# [WHAT THE TASK REQUIRES]
Scan the records for the word "text". Return each line where it is found.

# [DATASET EXTRACT]
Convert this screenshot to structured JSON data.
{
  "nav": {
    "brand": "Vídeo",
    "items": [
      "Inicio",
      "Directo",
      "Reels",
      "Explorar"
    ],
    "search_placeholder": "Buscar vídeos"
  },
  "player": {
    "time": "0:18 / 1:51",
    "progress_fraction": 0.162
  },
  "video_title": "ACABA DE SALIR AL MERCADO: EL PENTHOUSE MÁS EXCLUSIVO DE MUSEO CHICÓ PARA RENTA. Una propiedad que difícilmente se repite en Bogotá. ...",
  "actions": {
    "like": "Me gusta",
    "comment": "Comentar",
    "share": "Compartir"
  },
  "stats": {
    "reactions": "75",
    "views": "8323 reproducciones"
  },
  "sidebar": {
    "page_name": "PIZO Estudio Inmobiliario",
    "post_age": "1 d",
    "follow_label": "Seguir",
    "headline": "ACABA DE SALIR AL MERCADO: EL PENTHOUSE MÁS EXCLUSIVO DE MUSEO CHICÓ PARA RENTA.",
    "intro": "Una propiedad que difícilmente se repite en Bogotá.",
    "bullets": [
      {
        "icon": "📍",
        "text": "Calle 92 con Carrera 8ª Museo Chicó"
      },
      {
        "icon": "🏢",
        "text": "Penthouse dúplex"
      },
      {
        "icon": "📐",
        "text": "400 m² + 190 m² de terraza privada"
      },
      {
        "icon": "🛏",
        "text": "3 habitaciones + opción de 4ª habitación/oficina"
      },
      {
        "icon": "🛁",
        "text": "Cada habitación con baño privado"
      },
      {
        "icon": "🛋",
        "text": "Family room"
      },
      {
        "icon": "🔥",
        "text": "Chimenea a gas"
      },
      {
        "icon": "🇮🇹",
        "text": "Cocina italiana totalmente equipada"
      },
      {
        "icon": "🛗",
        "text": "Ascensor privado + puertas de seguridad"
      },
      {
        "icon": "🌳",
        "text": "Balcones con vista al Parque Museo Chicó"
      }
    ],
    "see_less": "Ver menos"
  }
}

# [REPLY]
        "text": "Calle 92 con Carrera 8ª Museo Chicó"
        "text": "Penthouse dúplex"
        "text": "400 m² + 190 m² de terraza privada"
        "text": "3 habitaciones + opción de 4ª habitación/oficina"
        "text": "Cada habitación con baño privado"
        "text": "Family room"
        "text": "Chimenea a gas"
        "text": "Cocina italiana totalmente equipada"
        "text": "Ascensor privado + puertas de seguridad"
        "text": "Balcones con vista al Parque Museo Chicó"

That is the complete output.